_Recorded data:_
* * *

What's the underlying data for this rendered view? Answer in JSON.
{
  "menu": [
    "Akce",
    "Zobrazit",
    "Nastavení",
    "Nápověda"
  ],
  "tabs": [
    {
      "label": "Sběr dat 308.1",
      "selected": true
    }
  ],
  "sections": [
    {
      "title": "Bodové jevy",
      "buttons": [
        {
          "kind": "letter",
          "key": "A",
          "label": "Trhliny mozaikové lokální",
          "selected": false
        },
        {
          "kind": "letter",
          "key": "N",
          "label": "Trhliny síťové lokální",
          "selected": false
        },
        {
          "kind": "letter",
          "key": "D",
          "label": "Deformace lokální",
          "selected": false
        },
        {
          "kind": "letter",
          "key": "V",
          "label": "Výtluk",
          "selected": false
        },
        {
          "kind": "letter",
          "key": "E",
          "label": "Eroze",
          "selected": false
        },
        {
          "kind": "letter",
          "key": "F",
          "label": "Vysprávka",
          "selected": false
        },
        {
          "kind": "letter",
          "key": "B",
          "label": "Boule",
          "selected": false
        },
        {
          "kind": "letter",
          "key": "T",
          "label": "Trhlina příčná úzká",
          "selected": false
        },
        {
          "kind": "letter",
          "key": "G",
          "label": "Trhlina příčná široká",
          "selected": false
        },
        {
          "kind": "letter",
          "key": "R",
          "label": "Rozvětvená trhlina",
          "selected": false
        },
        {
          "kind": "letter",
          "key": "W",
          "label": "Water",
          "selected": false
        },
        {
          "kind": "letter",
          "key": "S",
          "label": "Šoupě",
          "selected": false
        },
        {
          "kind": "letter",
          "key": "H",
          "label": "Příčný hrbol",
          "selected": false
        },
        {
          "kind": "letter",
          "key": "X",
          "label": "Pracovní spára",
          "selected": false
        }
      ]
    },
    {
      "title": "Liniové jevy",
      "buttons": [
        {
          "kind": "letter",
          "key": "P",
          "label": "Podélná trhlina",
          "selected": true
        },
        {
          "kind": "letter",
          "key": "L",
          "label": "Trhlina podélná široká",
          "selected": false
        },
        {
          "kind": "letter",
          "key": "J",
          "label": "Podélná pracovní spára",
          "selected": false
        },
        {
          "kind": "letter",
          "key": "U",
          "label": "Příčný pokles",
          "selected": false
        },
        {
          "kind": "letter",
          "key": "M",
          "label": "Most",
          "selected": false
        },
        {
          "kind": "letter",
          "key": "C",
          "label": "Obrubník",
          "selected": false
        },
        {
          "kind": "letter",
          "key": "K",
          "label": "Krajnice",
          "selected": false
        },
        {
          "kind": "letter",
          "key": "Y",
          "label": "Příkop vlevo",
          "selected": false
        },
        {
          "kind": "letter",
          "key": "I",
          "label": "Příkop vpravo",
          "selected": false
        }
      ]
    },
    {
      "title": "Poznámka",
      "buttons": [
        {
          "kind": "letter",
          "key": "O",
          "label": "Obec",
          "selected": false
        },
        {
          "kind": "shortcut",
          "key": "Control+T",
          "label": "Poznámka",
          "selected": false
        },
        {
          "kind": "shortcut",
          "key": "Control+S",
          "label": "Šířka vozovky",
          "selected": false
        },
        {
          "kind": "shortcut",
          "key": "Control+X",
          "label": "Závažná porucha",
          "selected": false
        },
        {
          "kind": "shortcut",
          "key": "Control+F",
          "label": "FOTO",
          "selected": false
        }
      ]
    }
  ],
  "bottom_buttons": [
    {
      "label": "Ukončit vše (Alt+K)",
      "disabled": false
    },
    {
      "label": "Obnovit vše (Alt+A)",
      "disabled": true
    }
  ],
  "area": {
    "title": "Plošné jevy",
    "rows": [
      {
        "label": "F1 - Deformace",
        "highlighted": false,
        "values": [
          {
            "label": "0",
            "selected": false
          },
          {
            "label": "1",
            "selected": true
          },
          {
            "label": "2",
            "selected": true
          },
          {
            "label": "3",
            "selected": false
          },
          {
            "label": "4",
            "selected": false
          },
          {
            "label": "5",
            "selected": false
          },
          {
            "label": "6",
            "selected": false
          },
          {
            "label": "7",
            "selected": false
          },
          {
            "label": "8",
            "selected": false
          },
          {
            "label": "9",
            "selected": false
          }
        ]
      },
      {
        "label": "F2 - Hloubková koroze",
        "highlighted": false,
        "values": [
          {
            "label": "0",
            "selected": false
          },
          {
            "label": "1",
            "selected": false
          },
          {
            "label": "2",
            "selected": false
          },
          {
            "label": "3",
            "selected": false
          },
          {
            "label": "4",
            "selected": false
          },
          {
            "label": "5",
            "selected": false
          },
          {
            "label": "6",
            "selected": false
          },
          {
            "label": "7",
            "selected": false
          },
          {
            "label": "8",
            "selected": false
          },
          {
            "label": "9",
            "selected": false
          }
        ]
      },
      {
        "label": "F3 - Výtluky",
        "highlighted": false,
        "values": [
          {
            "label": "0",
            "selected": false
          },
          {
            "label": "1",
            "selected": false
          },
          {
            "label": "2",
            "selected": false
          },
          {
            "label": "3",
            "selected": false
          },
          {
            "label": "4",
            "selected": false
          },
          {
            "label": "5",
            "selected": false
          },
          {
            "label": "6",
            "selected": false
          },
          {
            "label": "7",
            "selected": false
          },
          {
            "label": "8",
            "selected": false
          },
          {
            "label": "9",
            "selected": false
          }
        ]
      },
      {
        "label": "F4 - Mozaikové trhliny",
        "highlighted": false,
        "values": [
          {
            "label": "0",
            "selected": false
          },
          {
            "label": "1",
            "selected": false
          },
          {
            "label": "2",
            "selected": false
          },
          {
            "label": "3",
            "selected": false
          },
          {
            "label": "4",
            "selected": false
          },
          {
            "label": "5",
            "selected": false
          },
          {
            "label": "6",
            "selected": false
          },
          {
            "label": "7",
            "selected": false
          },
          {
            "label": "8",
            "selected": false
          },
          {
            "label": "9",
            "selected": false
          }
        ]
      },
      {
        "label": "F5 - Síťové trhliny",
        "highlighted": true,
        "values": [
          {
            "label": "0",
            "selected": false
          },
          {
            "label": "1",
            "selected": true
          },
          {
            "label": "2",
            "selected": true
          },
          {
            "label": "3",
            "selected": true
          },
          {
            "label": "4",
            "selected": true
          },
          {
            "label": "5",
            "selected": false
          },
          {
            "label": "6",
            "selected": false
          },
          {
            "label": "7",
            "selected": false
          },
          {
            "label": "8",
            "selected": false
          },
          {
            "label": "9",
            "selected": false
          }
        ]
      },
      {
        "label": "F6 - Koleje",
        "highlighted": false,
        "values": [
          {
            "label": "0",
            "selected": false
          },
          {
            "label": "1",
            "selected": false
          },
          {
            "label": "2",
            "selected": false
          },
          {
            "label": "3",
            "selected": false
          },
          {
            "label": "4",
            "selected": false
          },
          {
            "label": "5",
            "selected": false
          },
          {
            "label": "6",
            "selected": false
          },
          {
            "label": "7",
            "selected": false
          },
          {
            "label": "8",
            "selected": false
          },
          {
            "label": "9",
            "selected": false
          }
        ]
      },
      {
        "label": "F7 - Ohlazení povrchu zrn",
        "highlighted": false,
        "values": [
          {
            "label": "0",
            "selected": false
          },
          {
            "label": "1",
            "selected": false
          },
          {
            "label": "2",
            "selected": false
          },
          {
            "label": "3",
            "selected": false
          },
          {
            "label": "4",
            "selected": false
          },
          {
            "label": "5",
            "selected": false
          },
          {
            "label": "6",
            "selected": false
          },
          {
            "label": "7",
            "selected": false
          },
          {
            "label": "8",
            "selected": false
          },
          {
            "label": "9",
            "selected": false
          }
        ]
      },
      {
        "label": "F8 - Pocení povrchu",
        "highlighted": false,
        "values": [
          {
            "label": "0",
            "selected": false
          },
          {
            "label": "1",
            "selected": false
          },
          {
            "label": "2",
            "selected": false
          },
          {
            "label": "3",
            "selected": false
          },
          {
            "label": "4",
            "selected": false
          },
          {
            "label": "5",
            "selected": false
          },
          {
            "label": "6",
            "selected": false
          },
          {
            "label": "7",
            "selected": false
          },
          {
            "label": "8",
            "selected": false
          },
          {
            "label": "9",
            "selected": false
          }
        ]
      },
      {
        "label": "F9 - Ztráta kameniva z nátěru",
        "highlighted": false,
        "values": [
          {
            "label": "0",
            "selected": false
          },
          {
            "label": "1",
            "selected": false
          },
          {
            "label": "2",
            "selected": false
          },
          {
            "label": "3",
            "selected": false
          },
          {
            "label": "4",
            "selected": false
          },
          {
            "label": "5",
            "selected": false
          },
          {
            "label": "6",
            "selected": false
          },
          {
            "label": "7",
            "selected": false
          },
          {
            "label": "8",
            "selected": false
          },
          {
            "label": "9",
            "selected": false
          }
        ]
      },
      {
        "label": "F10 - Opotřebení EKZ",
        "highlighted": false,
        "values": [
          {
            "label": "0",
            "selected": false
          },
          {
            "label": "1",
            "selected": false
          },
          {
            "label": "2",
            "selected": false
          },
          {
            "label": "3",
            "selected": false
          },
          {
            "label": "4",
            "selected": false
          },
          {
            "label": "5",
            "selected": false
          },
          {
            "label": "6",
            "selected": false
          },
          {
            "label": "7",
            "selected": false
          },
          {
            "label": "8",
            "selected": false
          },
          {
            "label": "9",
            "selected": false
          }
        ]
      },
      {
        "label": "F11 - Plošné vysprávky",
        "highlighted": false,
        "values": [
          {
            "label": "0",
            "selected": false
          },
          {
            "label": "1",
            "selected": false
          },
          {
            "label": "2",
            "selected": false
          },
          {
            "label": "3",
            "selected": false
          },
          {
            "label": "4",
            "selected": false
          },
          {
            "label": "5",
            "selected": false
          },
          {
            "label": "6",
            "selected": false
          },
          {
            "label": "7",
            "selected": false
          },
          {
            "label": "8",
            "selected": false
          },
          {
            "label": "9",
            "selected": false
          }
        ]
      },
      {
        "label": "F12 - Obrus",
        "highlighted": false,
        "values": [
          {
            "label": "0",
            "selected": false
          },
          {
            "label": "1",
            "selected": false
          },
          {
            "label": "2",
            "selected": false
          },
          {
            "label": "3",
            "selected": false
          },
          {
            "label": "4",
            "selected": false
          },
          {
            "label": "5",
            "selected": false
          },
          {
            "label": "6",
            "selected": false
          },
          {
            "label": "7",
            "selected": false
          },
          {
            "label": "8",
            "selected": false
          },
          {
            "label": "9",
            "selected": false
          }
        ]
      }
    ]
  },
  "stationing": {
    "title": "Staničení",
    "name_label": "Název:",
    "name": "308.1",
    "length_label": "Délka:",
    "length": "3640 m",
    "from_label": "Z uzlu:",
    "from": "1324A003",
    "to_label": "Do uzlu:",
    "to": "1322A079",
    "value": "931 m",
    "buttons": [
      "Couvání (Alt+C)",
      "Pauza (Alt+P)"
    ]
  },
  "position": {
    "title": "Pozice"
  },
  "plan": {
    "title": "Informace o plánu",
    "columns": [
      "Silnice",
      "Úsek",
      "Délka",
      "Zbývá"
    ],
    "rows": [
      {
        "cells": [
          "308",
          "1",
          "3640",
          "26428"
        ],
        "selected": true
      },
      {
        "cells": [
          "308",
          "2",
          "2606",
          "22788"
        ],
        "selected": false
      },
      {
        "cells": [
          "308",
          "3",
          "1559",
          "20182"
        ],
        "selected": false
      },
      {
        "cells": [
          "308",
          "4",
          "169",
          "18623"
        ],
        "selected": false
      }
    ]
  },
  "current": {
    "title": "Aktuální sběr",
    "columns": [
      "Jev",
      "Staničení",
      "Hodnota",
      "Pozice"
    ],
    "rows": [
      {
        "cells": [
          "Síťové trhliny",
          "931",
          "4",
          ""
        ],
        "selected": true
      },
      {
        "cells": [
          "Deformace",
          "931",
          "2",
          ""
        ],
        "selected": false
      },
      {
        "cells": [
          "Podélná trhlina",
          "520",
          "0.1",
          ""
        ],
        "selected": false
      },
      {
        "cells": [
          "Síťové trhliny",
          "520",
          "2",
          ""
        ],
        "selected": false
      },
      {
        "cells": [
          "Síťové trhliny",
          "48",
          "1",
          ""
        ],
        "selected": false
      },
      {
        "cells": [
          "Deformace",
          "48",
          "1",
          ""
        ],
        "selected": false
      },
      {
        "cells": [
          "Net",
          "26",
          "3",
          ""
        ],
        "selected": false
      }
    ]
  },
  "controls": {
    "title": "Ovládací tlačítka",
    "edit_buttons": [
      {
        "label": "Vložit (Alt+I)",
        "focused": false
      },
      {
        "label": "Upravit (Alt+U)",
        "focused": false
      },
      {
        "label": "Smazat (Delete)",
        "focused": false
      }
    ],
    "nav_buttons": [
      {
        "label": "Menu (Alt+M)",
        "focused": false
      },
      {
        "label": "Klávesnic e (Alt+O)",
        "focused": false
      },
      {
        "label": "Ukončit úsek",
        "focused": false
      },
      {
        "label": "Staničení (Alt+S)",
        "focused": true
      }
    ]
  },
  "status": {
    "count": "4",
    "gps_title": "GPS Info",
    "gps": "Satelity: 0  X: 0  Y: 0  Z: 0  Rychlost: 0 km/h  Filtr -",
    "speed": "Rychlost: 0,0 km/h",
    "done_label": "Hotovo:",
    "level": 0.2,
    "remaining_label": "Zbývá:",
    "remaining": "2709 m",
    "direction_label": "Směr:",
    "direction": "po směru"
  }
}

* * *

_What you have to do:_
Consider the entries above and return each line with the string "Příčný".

_Solution for this problem:_
          "label": "Příčný hrbol",
          "label": "Příčný pokles",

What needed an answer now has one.